Sonia Friedman, who this year topped the annual Stage 100 list of those deemed to be the most influential people in British theatre by the British weekly trade newspaper The Stage, has now also been named Producer of the Year by the industry publication's annual The Stage Awards, presented January 27 in a lunchtime ceremony at the West End's Theatre Royal, Drury Lane.
Currently represented in the West End by Harry Potter and the Cursed Child, the first-ever London production of Dreamgirls, and the transfers of Nice Fish (from the Guthrie in Minneapolis and BAM) and American Repertory Theatre's production of The Glass Menagerie (from Broadway), Friedman has won the award for the third year in a row.
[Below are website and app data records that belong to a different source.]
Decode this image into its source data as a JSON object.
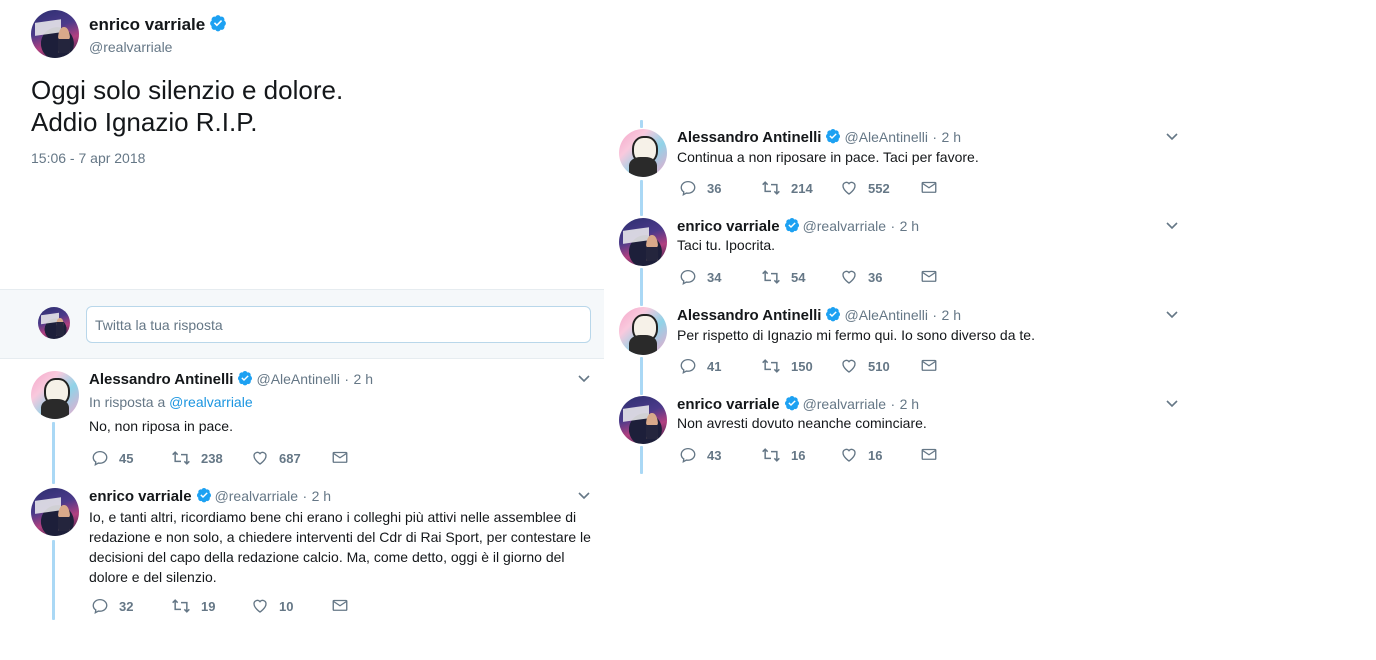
{
  "main_tweet": {
    "name": "enrico varriale",
    "handle": "@realvarriale",
    "text_line1": "Oggi solo silenzio e dolore.",
    "text_line2": "Addio Ignazio R.I.P.",
    "timestamp": "15:06 - 7 apr 2018"
  },
  "composer": {
    "placeholder": "Twitta la tua risposta"
  },
  "left_replies": [
    {
      "name": "Alessandro Antinelli",
      "handle": "@AleAntinelli",
      "dot": "·",
      "time": "2 h",
      "in_reply_prefix": "In risposta a",
      "in_reply_handle": "@realvarriale",
      "text": "No, non riposa in pace.",
      "replies": "45",
      "retweets": "238",
      "likes": "687"
    },
    {
      "name": "enrico varriale",
      "handle": "@realvarriale",
      "dot": "·",
      "time": "2 h",
      "text_lines": [
        "Io, e tanti altri, ricordiamo bene chi erano i colleghi più attivi nelle assemblee di",
        "redazione e non solo, a chiedere interventi del Cdr di Rai Sport, per contestare le",
        "decisioni del capo della redazione calcio. Ma, come detto, oggi è il giorno del",
        "dolore e del silenzio."
      ],
      "replies": "32",
      "retweets": "19",
      "likes": "10"
    }
  ],
  "right_replies": [
    {
      "name": "Alessandro Antinelli",
      "handle": "@AleAntinelli",
      "dot": "·",
      "time": "2 h",
      "text": "Continua a non riposare in pace. Taci per favore.",
      "replies": "36",
      "retweets": "214",
      "likes": "552"
    },
    {
      "name": "enrico varriale",
      "handle": "@realvarriale",
      "dot": "·",
      "time": "2 h",
      "text": "Taci tu. Ipocrita.",
      "replies": "34",
      "retweets": "54",
      "likes": "36"
    },
    {
      "name": "Alessandro Antinelli",
      "handle": "@AleAntinelli",
      "dot": "·",
      "time": "2 h",
      "text": "Per rispetto di Ignazio mi fermo qui. Io sono diverso da te.",
      "replies": "41",
      "retweets": "150",
      "likes": "510"
    },
    {
      "name": "enrico varriale",
      "handle": "@realvarriale",
      "dot": "·",
      "time": "2 h",
      "text": "Non avresti dovuto neanche cominciare.",
      "replies": "43",
      "retweets": "16",
      "likes": "16"
    }
  ],
  "icons": {
    "verified": "verified-badge-icon",
    "reply": "reply-icon",
    "retweet": "retweet-icon",
    "like": "heart-icon",
    "dm": "envelope-icon",
    "more": "chevron-down-icon"
  },
  "colors": {
    "verified": "#1da1f2",
    "link": "#1b95e0",
    "thread_line": "#aad8f5",
    "muted": "#657786",
    "composer_bg": "#f5f8fa"
  }
}
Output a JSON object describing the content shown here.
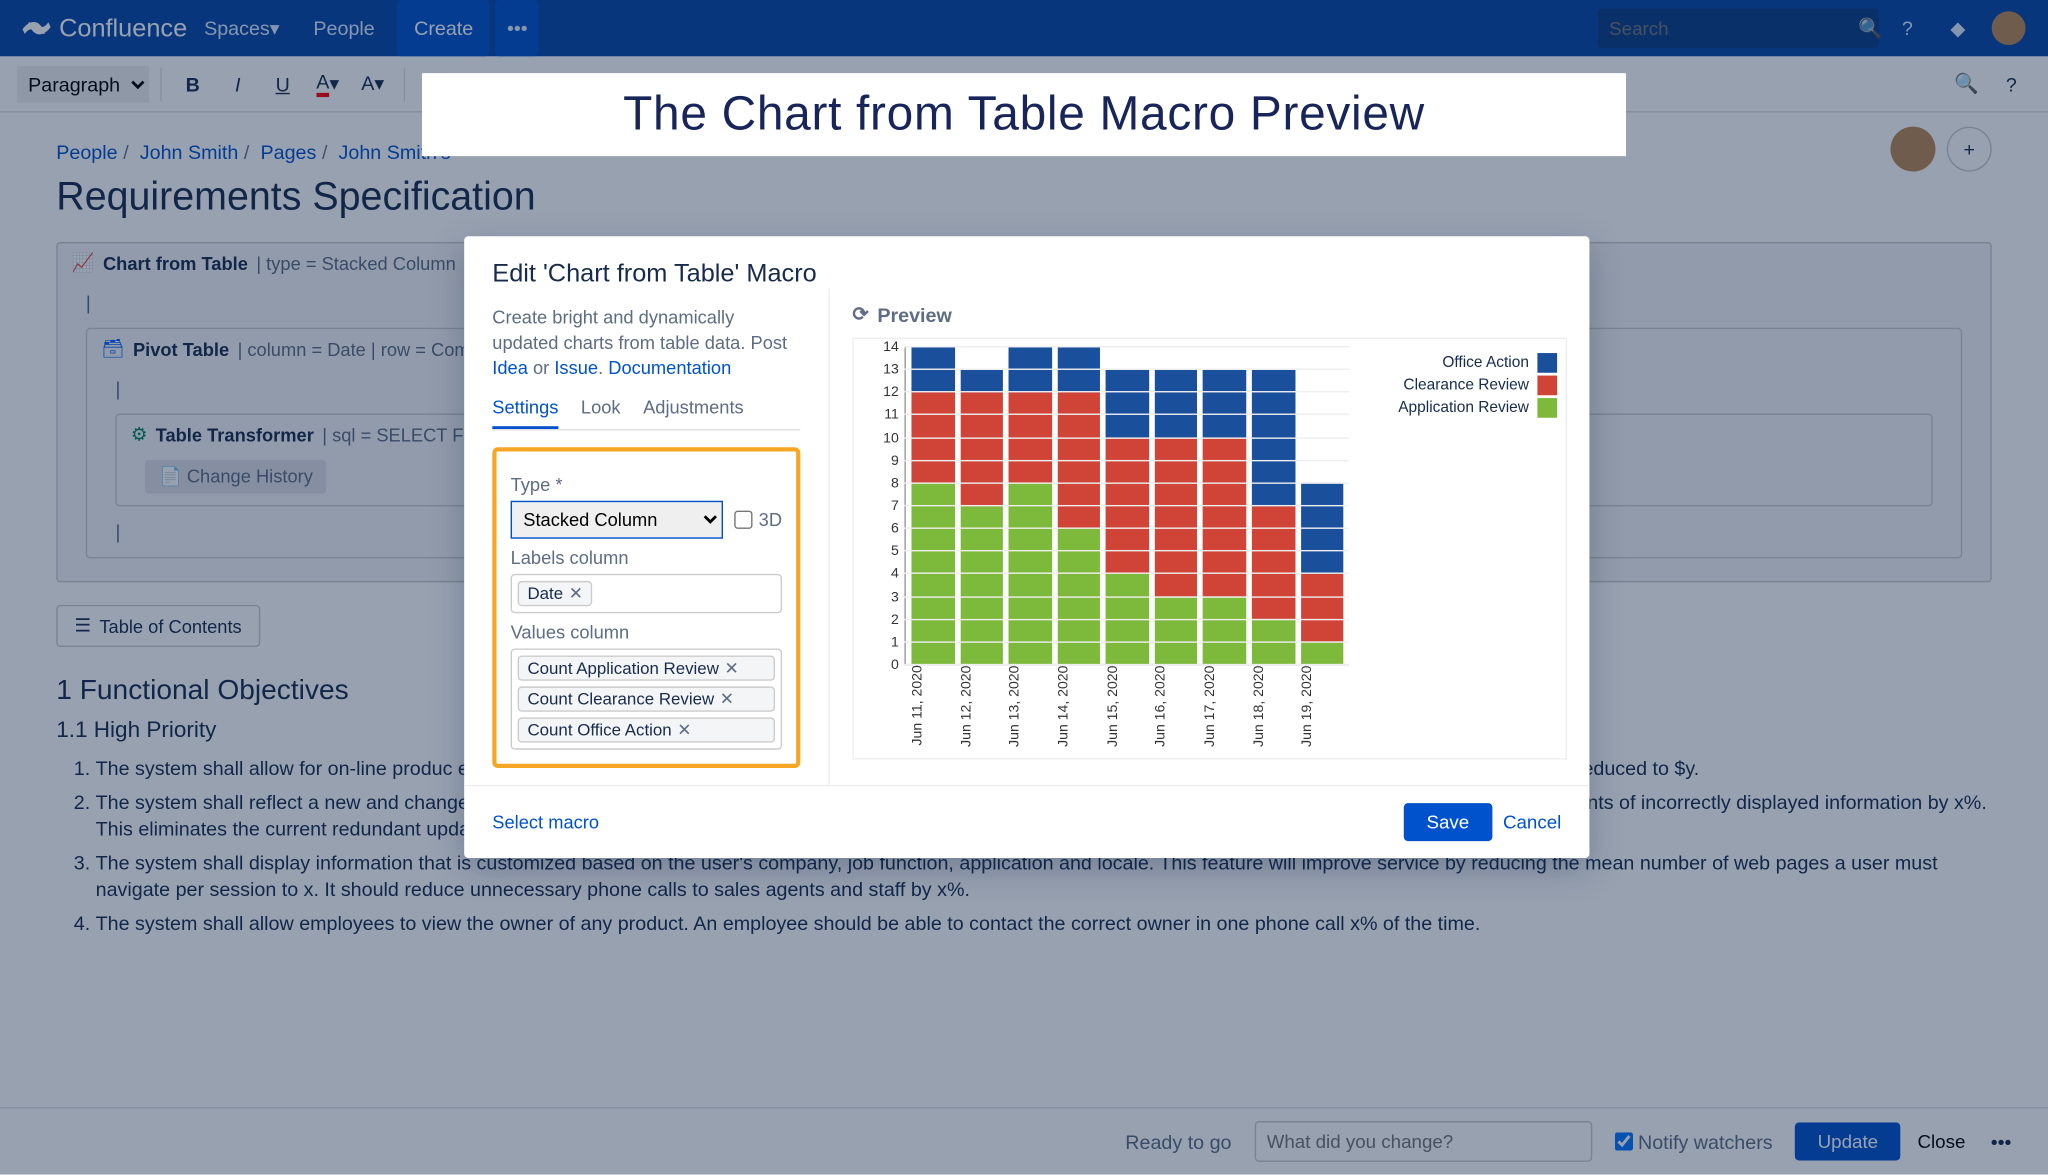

In a citation, Friedman was said to have “defended her title in some style, producing indisputably the biggest opening of the year: Harry Potter and the Cursed Child. Her masterstroke has been making it a genuine extension of the Potter narrative, with a new story, rather than a straightforward page-to-stage adaptation. The show has been a monster hit as well as a critical triumph and looks set to join the ranks of West End long-runners such as The Phantom of the Opera and Les Miserables.” She was also cited for Dreamgirls, Nice Fish, Funny Girl, Sunny Afternoon, Bend it Like Beckham, King Charles III on tour, and The Book of Mormon, with the citation stating, “One of the few producers to straddle musical theatre and plays and to boast as strong a reputation for artistic taste as commercial acumen, her output— both in volume and quality—is extraordinary.” Also shortlisted were Fiery Angel and Kenny Wax Productions.
Sheffield Theatres, whose production of Show Boat transferred to the West End in 2016 and whose production at its home theatre of a new musical Flowers for Mrs. Harris was named Best Musical at the U.K. Theatre Awards, was named Regional Theatre of the Year, also for the third time (though not consecutively). Also shortlisted were the Bristol Old Vic and Colchester's Mercury Theatre.
Regent's Park Open Air Theatre was named London Theatre of the Year, “staging some of the most talked about work of the year” in the words of its citation; the venue offered a production of Henry V starring actress Michelle Terry in the title role and a new production of Jesus Christ Superstar that will return to the theatre this summer. Also shortlisted were the Menier Chocolate Factory and the Old Vic Theatre.
Other winners include London's New Diorama (named Fringe Theatre of the Year; also shortlisted were Manchester's Hope Mill Theatre and London's Hope Theatre), pop-up venue King’s Cross Theatre (the London home to Lazarus and the Donmar Warehouse's all-female Shakespeare trilogy that was named Theatre Building of the Year), Matthew Bourne's New Adventures (winner of the International Award for its extensive touring program that saw it visiting Seoul, Singapore, Beijing, Tokyo, and Shanghai with its recent production of Sleeping Beauty, reaching an audience of more than 70,000), Tara Arts (whose new home in Earslfield in South West London won the Sustainability Award), and Complicite (recently seen on Broadway with The Encounter, which won it the Innovation Award).
Finally, Old Vic stage door keeper Ned Seago was named Unsung Hero of the Year, with Matthew Warchus, that theatre's artistic director, declaring of him, “From an early morning welcome to a late night farewell he is a beacon of calm unruffled authority. He always provokes a smile and is unfailingly sensitive, kind, discrete, loyal and supportive.”
In a press statement, The Stage print editor Alistair Smith commended the winners, stating, “The Stage Awards are the only awards that celebrate theatre of all scales, from all four corners of the UK and across the globe. Our winners range from Sonia Friedman—the West End’s leading producer—to the New Diorama, a fringe theatre that has made a name for itself by supporting and championing emerging talent at the very start of their careers.”